WHAT TO WORK ON —
Could you reproduce all of the entries below without a single change?
*** Opening of DATA PROVIDED ***
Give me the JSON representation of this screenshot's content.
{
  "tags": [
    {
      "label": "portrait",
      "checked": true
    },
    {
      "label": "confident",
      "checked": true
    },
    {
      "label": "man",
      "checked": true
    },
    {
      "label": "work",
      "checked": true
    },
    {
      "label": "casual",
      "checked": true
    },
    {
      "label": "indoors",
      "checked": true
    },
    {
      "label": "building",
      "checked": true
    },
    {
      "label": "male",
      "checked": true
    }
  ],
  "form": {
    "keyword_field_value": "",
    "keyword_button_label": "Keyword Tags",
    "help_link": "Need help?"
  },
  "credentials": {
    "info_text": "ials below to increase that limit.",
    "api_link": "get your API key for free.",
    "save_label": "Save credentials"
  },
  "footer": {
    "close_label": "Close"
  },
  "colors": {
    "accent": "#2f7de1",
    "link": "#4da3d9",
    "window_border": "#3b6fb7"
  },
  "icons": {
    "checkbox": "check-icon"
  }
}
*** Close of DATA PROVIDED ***
SOLUTION FOR THIS EXERCISE —
Give me the JSON representation of this screenshot's content.
{
  "tags": [
    {
      "label": "portrait",
      "checked": true
    },
    {
      "label": "confident",
      "checked": true
    },
    {
      "label": "man",
      "checked": true
    },
    {
      "label": "work",
      "checked": true
    },
    {
      "label": "casual",
      "checked": true
    },
    {
      "label": "indoors",
      "checked": true
    },
    {
      "label": "building",
      "checked": true
    },
    {
      "label": "male",
      "checked": true
    }
  ],
  "form": {
    "keyword_field_value": "",
    "keyword_button_label": "Keyword Tags",
    "help_link": "Need help?"
  },
  "credentials": {
    "info_text": "ials below to increase that limit.",
    "api_link": "get your API key for free.",
    "save_label": "Save credentials"
  },
  "footer": {
    "close_label": "Close"
  },
  "colors": {
    "accent": "#2f7de1",
    "link": "#4da3d9",
    "window_border": "#3b6fb7"
  },
  "icons": {
    "checkbox": "check-icon"
  }
}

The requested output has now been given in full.